Of course, the recall of Model S does not help much to improve the perception of Tesla's manufacturing capabilities. A harsh amber report released Wednesday also argued that Musk had "fallen in love with robots and automation," affecting Tesla's quality control and manufacturing efficiency.
Musk has left the door open once before Day resigned as Tesla CEO to focus on product development. The company's recent manufacturing problems could only compound Musk's demands and hand over the CEO's duties to an operations-oriented leader. Remarkably, Musk's potentially huge salary package, which Tesla shareholders have just approved, remains in effect when Musk resigns as CEO but remains Tesla's chairman and chief product officer.
In addition to fears that many Model 3 reservations will be canceled, Tesla's manufacturing problems have the liquidity and liquidity concerns for a company that raised $ 3.5 billion last year and $ 6.9 billion in 2017 net debt ended, aggravated.
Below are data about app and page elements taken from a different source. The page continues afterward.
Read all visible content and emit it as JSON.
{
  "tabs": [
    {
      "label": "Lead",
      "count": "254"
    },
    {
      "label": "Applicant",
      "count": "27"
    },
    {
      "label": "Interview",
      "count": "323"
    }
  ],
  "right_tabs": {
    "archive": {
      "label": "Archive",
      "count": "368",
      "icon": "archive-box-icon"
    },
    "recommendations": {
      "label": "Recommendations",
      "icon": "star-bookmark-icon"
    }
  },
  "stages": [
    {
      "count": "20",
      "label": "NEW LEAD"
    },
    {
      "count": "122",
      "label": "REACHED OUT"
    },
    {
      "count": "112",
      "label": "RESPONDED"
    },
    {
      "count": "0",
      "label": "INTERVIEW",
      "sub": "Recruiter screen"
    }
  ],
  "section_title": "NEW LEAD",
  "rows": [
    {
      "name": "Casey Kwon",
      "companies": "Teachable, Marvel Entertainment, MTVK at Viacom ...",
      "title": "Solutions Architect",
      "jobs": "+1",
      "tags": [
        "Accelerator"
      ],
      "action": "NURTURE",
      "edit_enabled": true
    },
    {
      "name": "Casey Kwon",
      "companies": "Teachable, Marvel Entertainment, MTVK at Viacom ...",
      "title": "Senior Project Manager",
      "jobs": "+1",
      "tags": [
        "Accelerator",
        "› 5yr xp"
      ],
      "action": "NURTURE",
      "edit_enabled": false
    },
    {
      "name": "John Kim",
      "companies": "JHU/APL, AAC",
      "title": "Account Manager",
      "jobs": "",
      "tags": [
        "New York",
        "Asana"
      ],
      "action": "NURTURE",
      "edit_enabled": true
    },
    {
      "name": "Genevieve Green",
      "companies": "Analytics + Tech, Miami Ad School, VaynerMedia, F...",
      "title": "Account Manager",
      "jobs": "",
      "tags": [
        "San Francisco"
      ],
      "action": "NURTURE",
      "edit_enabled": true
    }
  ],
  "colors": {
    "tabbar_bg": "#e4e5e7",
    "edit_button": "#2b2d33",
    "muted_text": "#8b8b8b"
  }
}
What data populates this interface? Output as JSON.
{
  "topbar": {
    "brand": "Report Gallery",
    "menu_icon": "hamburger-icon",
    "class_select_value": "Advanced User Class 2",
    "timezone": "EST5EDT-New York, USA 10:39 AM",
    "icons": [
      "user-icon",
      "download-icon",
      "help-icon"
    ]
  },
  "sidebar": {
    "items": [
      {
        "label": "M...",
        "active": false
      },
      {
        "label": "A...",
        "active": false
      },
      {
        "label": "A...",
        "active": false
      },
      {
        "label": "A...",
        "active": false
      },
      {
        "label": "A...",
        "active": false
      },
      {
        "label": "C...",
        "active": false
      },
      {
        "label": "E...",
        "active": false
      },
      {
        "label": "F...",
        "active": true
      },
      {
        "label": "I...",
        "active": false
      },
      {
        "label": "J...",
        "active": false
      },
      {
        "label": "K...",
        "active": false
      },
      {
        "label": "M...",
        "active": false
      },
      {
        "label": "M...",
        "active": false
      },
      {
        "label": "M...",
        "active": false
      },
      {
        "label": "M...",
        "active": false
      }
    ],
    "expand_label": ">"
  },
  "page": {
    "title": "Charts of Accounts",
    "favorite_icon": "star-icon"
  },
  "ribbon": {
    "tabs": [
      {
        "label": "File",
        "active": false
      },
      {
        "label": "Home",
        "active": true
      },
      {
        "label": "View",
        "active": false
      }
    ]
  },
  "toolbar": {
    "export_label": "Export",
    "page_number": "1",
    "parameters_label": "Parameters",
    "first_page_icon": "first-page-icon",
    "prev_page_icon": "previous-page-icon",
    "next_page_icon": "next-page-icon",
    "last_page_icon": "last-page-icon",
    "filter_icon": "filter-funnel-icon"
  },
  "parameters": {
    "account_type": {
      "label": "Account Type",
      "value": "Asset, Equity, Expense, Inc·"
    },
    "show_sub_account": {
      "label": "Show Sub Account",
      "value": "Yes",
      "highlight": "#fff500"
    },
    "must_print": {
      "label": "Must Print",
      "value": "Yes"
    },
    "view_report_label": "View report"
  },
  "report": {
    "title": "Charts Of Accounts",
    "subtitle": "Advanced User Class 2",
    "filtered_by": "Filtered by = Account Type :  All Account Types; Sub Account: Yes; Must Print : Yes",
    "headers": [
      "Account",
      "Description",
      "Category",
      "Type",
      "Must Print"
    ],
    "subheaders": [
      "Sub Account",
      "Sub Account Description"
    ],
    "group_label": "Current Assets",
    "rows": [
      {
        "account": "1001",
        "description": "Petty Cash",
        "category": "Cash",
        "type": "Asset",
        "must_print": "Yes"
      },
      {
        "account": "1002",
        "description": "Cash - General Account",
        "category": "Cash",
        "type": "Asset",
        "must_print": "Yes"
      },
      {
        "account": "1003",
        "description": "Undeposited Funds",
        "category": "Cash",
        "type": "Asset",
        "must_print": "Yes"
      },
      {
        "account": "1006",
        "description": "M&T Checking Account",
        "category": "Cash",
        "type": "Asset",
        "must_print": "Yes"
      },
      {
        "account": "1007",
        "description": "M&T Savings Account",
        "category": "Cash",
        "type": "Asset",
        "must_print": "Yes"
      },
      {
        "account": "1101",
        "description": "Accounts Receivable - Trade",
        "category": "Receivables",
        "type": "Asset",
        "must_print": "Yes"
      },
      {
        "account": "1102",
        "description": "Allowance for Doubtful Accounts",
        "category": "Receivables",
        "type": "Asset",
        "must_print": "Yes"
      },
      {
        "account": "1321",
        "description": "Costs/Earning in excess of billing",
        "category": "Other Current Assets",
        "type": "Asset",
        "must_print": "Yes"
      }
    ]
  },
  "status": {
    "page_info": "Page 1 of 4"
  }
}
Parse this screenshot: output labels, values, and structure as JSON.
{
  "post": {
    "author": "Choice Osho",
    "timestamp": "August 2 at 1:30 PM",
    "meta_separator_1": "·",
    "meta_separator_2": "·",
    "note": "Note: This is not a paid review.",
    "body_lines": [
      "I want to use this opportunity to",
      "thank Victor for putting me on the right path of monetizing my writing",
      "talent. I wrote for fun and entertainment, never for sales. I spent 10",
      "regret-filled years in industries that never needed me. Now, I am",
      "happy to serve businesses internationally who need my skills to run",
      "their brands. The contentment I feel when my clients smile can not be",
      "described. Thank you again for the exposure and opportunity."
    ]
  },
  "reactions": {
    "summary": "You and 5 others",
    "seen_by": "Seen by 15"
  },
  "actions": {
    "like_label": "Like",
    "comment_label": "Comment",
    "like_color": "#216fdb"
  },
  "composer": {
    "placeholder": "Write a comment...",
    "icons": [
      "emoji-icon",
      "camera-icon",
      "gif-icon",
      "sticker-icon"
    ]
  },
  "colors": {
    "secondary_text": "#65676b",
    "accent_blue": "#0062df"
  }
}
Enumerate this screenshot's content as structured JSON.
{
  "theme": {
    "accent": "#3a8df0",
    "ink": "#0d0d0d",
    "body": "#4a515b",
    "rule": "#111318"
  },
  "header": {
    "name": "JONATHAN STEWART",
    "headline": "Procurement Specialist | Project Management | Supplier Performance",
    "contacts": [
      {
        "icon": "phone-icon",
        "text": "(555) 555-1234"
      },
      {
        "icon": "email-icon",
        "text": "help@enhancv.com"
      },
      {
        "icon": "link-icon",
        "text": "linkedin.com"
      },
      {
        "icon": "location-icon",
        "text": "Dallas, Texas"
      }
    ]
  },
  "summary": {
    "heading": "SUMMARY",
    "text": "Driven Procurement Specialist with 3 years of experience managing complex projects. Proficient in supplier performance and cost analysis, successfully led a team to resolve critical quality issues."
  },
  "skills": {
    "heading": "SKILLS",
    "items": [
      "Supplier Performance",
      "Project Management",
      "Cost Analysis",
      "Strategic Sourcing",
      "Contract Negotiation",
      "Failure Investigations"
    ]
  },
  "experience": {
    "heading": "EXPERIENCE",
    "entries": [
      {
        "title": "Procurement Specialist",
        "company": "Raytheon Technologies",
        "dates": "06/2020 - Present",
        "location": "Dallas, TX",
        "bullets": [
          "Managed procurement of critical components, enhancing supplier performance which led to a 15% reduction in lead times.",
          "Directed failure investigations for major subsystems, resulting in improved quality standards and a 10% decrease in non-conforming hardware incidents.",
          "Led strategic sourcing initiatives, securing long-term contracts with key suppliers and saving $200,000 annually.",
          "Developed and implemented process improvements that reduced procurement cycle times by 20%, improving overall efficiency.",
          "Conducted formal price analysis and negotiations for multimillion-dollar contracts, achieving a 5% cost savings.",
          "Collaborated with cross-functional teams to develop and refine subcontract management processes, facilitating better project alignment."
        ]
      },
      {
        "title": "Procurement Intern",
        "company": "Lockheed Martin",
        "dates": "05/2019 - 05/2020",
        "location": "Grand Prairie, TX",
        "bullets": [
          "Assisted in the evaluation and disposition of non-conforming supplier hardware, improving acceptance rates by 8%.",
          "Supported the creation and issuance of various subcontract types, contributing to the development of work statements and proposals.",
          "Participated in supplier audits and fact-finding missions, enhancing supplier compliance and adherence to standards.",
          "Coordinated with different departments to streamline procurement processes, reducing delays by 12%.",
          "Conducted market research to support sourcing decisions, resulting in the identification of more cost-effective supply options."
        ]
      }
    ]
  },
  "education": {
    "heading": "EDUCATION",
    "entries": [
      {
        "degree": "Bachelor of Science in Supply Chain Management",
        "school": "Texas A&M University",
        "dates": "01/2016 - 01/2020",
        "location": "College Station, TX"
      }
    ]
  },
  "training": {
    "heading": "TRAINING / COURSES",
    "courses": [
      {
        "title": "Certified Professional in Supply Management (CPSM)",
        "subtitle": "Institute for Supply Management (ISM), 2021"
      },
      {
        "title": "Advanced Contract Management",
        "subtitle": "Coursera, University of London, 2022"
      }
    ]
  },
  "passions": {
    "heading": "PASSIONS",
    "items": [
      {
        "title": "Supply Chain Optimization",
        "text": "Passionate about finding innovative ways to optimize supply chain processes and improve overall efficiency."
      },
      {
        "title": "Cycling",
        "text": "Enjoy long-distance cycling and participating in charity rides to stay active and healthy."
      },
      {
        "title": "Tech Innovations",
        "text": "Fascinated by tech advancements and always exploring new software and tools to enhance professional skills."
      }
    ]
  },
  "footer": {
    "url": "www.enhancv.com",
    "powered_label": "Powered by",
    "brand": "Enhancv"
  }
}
On Tuesday, Moody's (relying on Model 3 production issues) downgraded his corporate family rating on Tesla's debt from B2 to B3 (the low end of his "highly speculative" rating range) and said the company would be in the near future Need to raise new funds
The CFRA believes that Tesla, which analysts expect to spend $ 2.6 billion this year on average, will need to raise $ 2 billion to $ 3 billion to avoid a 2019 liquidity crisis. While the odds are still good that Tesla will be able to raise additional cash – the company's market capitalization, which is still over $ 40 billion, continues to give it a big cushion of stock – signals investors that conditions are not so friendly will be for the recent capital increases. On Wednesday, the Tesla bonds fell to a value of 86 cents per dollar.
After all this, Tesla can not expect that a positive press release or earnings coverage will be enough to get his stock off its recent funk. Significant progress will be required, both in increasing the production of Model 3 and maintaining a still massive reservation backlog and in improving Tesla's cash flow account.
Similar to Amazon.com (AMZN) and Netflix (NFLX) a lack of meaningful short-term profits (in the case of Tesla, a lack of any profits) could actually benefit Tesla during a raging bull market Stocks made it easier for bulls, with far-flung predictions about what the company might one day earn than it would be for companies reporting big profits. But Amazon and Netflix earned this belief in the stock markets partly through a nearly flawless execution that made it easy for investors to believe the best of their long-term prospects.
Tesla's execution has created more room for doubt, and that has served to quickly take the blooms from his rose because the Nasdaq has gone south. It's certainly possible that the company will return to Wall Street later this year, but it's unlikely to happen overnight.
Jim Cramer and the AAP team hold positions in Facebook and Amazon for their Action Alerts PLUS Charitable Trust Portfolio . Would you like to be warned before Cramer buys or sells AAPL or GOOGL? Learn more now .